The glass ceiling cracks in the global economic hierarchy, a world that is still overwhelmingly dominated by men but where some women begin to take charge. In six months, three women have been appointed to lead the economic departments of the three multilateral reference institutions: Gita Gopinath has just been appointed to the International Monetary Fund (IMF); Pinelopi Koujianou holds the position in the World Bank (WB), and Laurence Boone in the Organization for Economic Cooperation and Development (OECD).
You only have to go through the annual meetings of the World Economic Forum in Davos or the symposium of central bankers in Jackson Hole to understand the relevance of this triple appointment. The discussions that influence the policies of governments are essentially limited to men. And this happens while the number of women studying economics stagnates in the universities of the United States, where they are a clear minority among professionals in the field.
Janet Yellen made history when she was named in October 2009 the first woman to head the US Federal Reserve, as Christine Lagarde was also forerunner at the International Monetary Fund, where she continues to be managing director. The US Treasury never had a woman in charge and they are at a clear disadvantage in the departments of the 20 major American universities, with a difference of six to one compared to men. To date, only one woman was awarded the Nobel Prize in Economics, Elinor Ostrom in 2009.
The first chief economist of the IMF
The appointment this Monday of Gita Gopinath caused so much expectation. The 46-year-old Indian economist impressed Ben Bernanke himself, former president of the Federal Reserve. Two years ago she said in an interview that she was one of the best students she ever had. The great expert of the Great Depression guided him in Princeton while preparing his doctorate. That was before he was appointed to chair the Federal Reserve.
The still professor of international economic studies at Harvard will take over from Maurice Obsfeld. He will occupy the same position as another of his mentors, Kenneth Rogoff, who headed the IMF's economic department between 2001 and 2003. Gita Gopinath jumped into the headlines in the US a few years ago when she managed to become the third woman to be appointed teacher holder of economics at the prestigious academic institution in Boston. Before that he was an assistant at the business school in Chicago.
His appointment, like that of Pinelopi Koujianou in the World Bank, occurs at a particularly sensitive moment and his way of thinking can take the analysis of the organization in another direction when analyzing the challenges derived from globalization. Diversity itself already represents a challenge to the established norm. But although the statistics show a contrary image, the economist says she does not feel discriminated against in the macroeconomic discussion.
Koujianou, of Greek origin, 55 years old, was appointed chief economist at the end of April. She was an economics professor at Yale. He spent much of his career examining emerging and developing countries. Its rigor and academic experience, therefore, will be key to defining from the sister institution of the IMF policies that better prepare these economies before future shocks and ensure a better distribution of opportunities arising from growth.

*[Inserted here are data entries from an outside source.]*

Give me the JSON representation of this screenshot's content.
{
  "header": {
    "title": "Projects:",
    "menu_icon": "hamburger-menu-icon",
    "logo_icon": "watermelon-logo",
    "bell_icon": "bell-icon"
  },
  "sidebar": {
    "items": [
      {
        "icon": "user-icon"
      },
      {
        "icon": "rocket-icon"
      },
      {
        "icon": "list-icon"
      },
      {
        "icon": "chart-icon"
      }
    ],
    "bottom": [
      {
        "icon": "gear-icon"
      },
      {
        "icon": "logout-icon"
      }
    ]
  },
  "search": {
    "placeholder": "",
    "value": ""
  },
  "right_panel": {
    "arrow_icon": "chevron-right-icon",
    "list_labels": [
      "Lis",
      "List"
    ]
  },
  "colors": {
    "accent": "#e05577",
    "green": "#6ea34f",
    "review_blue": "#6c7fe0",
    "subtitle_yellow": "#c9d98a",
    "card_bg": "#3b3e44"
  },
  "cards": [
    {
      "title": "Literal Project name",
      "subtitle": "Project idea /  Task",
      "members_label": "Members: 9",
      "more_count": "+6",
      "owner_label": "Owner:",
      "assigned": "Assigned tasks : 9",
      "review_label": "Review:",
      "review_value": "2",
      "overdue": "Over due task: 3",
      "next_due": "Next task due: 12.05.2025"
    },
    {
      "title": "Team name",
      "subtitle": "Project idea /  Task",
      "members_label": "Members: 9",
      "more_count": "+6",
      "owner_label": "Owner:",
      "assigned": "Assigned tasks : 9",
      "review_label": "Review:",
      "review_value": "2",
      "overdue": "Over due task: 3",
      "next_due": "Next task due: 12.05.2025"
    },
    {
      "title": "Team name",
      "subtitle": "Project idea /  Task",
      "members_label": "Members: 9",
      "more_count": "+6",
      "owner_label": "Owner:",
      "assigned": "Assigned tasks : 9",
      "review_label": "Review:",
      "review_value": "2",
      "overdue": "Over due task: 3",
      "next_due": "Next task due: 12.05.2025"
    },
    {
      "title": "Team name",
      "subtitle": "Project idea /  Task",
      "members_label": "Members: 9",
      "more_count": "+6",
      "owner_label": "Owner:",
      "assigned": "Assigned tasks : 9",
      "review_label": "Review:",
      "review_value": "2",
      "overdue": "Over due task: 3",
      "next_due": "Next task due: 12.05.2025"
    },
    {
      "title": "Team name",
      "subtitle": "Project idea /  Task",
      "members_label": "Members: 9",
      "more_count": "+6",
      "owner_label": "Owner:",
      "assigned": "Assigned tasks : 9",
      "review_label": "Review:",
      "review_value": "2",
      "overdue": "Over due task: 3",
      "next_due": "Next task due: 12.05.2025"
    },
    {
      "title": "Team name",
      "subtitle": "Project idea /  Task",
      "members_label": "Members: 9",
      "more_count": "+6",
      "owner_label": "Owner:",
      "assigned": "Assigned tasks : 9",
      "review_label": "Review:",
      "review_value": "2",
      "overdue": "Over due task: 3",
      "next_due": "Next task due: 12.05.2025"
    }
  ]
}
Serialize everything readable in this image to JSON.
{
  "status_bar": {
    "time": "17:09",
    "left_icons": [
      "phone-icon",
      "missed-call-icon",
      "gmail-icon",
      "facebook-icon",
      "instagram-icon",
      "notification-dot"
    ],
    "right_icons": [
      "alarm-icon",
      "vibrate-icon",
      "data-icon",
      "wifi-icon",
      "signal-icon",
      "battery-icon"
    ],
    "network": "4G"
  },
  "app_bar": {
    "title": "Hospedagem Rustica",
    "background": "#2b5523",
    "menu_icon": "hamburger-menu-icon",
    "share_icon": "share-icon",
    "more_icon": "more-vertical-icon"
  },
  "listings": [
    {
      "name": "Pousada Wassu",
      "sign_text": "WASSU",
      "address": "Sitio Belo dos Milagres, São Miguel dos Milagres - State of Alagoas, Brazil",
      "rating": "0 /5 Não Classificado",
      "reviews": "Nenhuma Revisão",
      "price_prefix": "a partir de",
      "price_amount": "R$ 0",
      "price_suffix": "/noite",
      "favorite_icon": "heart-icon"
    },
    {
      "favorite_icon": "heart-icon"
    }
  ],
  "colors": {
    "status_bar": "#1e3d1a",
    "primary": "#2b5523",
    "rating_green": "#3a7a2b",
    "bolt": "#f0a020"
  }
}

The trinity of the global macroeconomic debate is completed by Laurence Boone, a 49-year-old Frenchwoman. He worked as chief economist for the insurance company AXA and was an advisor to former French president Francois Hollande. In her case, she replaces another woman in the position of chief economist of the OECD, Catherine Mann. The three will have among their main tasks to analyze the economic situation and propose policies at a time when multilateral institutions are threatened by economic nationalism.
Three key departments
The economic analysis departments of the IMF, the World Bank and the OECD are of great influence. The three organizations are also trying to evolve their way of thinking and their practices, so that their examination is more realistic. Trade, productivity, debt, capital flows and systems of change are part of a complex global puzzle in which the economy and finances are intertwined. These are areas that Gopinath studied in depth.
The group of great global economists is completed by Kristalina Georgieva, 65 years old. The Bulgarian, who competed with António Guterres for the United Nations General Secretariat, was appointed a year ago as General Director of the World Bank after passing through the European Commission, where she was in charge of budget management. It can also include the British Clare Lombardelli, who at 39 is the chief economist of the Treasury of the United Kingdom.
Another one of the economists that with its reflection and discipline is influencing the global debate is Reinhart. The professor at the School of Governance at Harvard University worked as chief economist at the investment bank Bear Stearns and at the IMF. She is considered one of the most relevant thinkers of the moment. Of her same generation is Christina Romer, the second woman who headed the White House advisory council, with Barack Obama.